**Work instruction**
Your answer should consist of each line from the data below that contains "settings".

(Element data from apps and pages)

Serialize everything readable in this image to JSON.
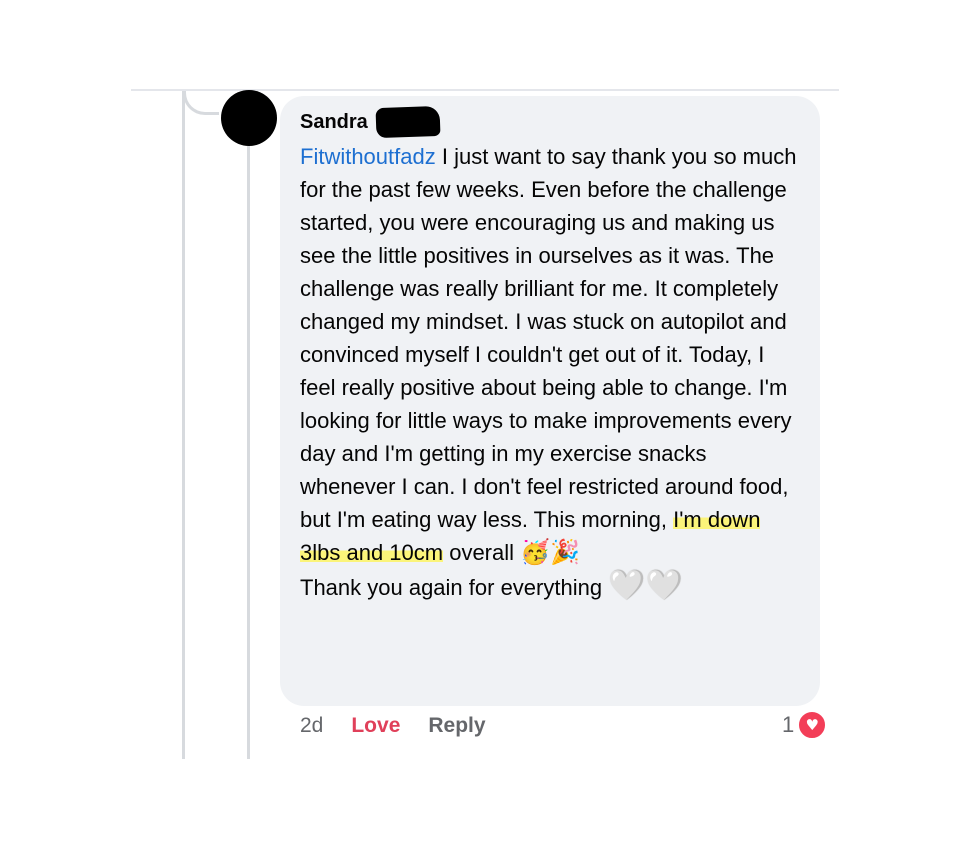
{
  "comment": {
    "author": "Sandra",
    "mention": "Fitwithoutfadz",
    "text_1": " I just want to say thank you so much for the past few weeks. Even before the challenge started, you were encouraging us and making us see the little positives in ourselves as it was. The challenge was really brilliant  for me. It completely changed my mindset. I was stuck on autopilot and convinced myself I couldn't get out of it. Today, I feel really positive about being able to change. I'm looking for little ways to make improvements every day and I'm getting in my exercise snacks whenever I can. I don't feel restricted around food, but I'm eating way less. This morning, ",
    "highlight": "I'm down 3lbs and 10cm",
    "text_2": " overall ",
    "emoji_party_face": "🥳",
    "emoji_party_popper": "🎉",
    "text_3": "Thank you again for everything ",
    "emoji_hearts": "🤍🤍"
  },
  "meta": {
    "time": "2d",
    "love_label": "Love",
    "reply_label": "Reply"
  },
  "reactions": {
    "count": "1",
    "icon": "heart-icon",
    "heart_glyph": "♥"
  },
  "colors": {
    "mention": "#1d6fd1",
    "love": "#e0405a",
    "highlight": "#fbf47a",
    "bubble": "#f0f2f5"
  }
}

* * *

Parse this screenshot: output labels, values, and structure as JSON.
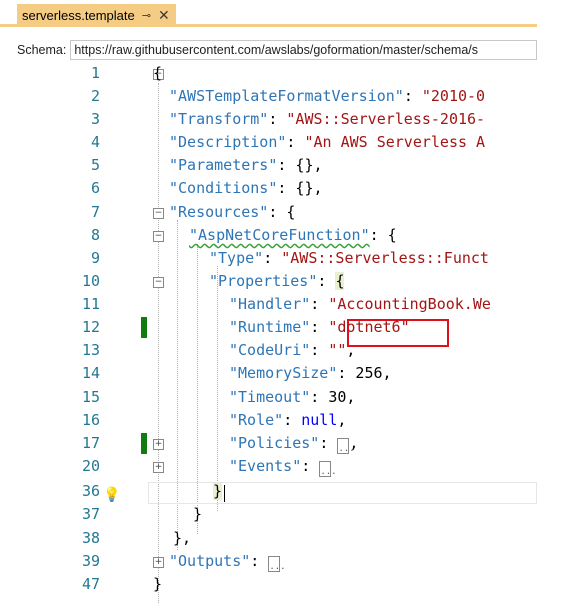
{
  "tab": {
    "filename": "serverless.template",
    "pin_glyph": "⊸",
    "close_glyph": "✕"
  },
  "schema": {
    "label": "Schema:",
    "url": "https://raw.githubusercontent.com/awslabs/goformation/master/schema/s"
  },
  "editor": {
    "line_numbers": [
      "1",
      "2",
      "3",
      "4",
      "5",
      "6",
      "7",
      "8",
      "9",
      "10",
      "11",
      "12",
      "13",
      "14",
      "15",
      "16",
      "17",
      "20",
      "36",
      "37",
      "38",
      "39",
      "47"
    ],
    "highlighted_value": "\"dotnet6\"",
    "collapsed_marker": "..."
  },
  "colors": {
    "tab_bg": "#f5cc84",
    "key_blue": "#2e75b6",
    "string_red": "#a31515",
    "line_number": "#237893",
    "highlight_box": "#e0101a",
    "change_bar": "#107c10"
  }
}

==

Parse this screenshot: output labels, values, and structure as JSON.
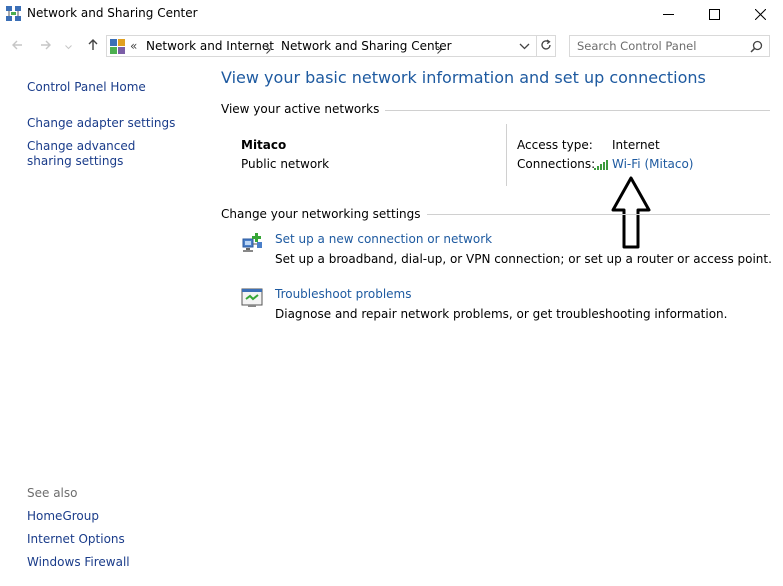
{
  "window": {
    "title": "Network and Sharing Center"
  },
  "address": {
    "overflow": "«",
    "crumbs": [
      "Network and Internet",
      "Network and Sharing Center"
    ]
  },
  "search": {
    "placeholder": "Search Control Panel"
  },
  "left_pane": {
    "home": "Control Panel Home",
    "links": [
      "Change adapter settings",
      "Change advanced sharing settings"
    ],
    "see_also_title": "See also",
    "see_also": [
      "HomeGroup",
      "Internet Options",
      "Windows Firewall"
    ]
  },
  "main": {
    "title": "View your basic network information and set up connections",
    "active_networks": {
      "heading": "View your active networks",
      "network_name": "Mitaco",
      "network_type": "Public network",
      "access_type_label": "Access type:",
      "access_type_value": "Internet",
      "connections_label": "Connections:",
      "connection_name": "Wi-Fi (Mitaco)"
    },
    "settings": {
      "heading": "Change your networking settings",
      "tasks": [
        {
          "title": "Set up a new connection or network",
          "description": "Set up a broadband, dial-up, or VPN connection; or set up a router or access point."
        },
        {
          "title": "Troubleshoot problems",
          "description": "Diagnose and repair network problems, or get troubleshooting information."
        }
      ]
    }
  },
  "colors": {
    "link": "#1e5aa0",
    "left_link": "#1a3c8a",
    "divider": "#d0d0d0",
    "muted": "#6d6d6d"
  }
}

**Exercise result**
      "Change adapter settings",
      "Change advanced sharing settings"
    "settings": {
      "heading": "Change your networking settings",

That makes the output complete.